I’m planning a pretty long series of posts here. Mainly, I’m going to be arguing for several theses. I won’t do posts that present them one by one; each post will typically deal with many theses. Here they are:
The first thesis is that as Christianity declines in America, two communities will be growing: an atheistic community and a neo-pagan community.
The second thesis: Since Wicca is the largest and most coherent neo-pagan community, the neo-paganism will mainly be Wiccan.
The third thesis: As the atheistic community grows larger, social and practical pressures will compel it to begin to develop rituals and ceremonies.
The fourth thesis: The rituals and ceremonies collectively practiced by atheists will become socially recognized as an atheistic religion.
The fifth thesis: As the Wiccan community grows larger, cognitive pressures will compel it to get rid of the woo and to seek greater scientific legitimacy.
The sixth thesis: Underneath all the woo, which is indeed offensive to reason, there are core structures in Wicca which are highly rational.
The seventh thesis: Wicca is neither Christian nor Abrahamic. Wicca is immune to the strategies atheists have developed for attacking Abrahamic religions.

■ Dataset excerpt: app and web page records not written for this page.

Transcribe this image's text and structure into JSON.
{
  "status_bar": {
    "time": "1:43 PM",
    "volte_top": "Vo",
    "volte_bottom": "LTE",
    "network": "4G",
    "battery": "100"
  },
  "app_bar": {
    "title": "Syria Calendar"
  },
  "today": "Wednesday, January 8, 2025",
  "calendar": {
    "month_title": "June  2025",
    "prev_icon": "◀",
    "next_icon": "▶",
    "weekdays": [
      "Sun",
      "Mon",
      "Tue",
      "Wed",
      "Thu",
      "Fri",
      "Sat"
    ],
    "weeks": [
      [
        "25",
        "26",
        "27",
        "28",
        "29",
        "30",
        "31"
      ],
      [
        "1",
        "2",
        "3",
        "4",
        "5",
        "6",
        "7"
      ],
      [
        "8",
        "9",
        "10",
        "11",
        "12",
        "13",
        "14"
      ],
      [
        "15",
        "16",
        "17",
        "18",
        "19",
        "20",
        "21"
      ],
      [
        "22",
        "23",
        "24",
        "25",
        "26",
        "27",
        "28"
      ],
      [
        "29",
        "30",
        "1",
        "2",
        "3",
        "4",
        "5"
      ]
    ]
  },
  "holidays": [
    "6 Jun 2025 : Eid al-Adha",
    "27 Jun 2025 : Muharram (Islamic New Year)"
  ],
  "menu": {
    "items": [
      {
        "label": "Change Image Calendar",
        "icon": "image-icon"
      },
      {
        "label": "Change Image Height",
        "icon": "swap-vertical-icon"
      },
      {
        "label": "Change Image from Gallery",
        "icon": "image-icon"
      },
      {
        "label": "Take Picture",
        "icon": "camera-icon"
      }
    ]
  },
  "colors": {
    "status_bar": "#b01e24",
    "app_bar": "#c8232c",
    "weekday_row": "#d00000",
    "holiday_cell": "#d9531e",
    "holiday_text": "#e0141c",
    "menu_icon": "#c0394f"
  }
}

The eighth thesis: As the result of all the pressures, the two main post-Christian communities, that is, the atheists and the Wiccans, are going to be increasingly blended together. This blending will be messy.
The ninth thesis: The common meeting ground of these two communities will be a kind of religious naturalism.
Many of these theses are sociological. And since I’m a philosopher, I’m going to focus on the sixth thesis (I’ll also deal lots with the seventh and ninth theses). My focus on the sixth thesis has two parts: Part one involves stripping away the irrationality of Wicca; part two involves revealing the rational structures underneath.
You might object: but doesn’t this amount to endorsement of Wicca? On the contrary, I reply that it amounts to nothing more than the endorsement of reason. As a philosopher, I am committed to rationality. If something is irrational, I will attack it as such; if something is rational, I will support that rationality. I try my hardest to avoid partisan loyalties: if I find irrationality in atheism, I will condemn that unreason; if I find rationality in Wicca, I will support that rationality. My only loyalty is to the sovereignty of reason.
You might wonder: why should atheists care about this? I reply that atheists should care about the forces operating to shape the future religious landscape of America. Failure to think about those forces entails the risk of being overcome by them.
Other posts in this series: